Yesterday, the Senate inquiry's report into suicide by veterans and ex-service personnel was released. The inquiry received 443 submissions. Many of those submissions expressed their frustration at a number of processes, which I have just highlighted, including the transition from ADF to civilian life, and how this can be compacted with complicated processes within the Department of Veterans' Affairs. Labor will work through the evidence provided to the Senate inquiry, carefully consider the recommendations and continue to work with ex-service communities, the government and the parliament to address the critical policy gaps when it comes to providing better support for our veterans and our ex-service personnel.
In speaking about our veterans, I do not want to overlook the significant contribution of families of veterans— like my late mother-in-law and like my husband's family—and their support not just during their life in the ADF but also, importantly, when they're making the transition out of the ADF into civilian life. It can be very, very tough, particularly if your husband, wife or partner has come back from Iraq or Afghanistan a different person— as was the case for my late father-in-law when he came back from Vietnam. It can be very, very challenging for a relationship, particularly for partners and children. So we need to pay as much attention to the families as we do to the veteran, because it's the families that are left behind when the person has served. They've done the hard yards.
There are a range of challenges in terms of supporting families in a modern Australia, in 2017, and ensuring that those who are working are not having their careers in any way ruined, because their partner is serving in the Australian Defence Force—and we see that time and time again. We need to have a very close look at the support that we're providing to families—not just the families of current ADF members but also of veterans. That's why I welcome the shadow minister for veterans' affairs proposal, Labor's proposal, to develop a family engagement and support strategy for the families of our defence personnel and veterans.

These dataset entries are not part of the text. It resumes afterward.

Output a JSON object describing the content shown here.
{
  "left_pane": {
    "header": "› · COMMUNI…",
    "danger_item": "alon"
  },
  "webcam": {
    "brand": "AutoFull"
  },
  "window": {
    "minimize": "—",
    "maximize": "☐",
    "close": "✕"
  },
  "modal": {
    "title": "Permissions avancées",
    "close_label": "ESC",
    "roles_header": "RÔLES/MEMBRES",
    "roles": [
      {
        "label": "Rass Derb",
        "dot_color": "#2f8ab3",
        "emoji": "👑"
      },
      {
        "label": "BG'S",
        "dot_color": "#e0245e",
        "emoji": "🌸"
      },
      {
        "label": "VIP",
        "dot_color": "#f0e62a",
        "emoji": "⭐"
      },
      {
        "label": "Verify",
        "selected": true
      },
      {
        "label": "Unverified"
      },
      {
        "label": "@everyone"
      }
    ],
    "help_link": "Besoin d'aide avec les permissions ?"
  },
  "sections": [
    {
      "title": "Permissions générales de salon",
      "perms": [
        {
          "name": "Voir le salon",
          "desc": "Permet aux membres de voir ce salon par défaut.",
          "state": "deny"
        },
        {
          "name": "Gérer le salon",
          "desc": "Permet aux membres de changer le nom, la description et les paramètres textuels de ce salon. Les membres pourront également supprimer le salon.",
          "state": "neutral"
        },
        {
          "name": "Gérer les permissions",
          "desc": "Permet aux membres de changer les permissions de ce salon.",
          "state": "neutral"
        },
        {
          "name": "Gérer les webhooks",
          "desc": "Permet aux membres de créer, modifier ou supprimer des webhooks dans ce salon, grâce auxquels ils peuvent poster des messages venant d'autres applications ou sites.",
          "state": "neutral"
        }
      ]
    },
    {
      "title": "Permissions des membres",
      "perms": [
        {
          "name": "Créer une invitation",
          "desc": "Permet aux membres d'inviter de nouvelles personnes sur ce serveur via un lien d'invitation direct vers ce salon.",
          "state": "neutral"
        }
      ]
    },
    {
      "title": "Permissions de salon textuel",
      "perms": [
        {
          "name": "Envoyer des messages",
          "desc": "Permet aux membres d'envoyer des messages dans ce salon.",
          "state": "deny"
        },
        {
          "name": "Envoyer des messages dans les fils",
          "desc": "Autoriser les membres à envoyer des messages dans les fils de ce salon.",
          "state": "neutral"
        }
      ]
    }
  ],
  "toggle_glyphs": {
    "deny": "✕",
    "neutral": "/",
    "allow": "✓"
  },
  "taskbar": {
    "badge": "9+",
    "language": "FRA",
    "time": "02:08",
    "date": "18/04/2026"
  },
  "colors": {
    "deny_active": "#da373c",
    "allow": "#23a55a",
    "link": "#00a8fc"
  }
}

As I said, these families—these men, women and children—are the unsung heroes of our defence forces. A number of reviews have highlighted that there is currently a lack of emphasis on the critical role that they play in the life of current and serving members. Developing a family strategy also acknowledges the importance of families in the rehabilitation of ADF members and veterans. We owe it to our ADF members and to our veterans to acknowledge, honour and respect their service, and we do that by providing them with the appropriate support.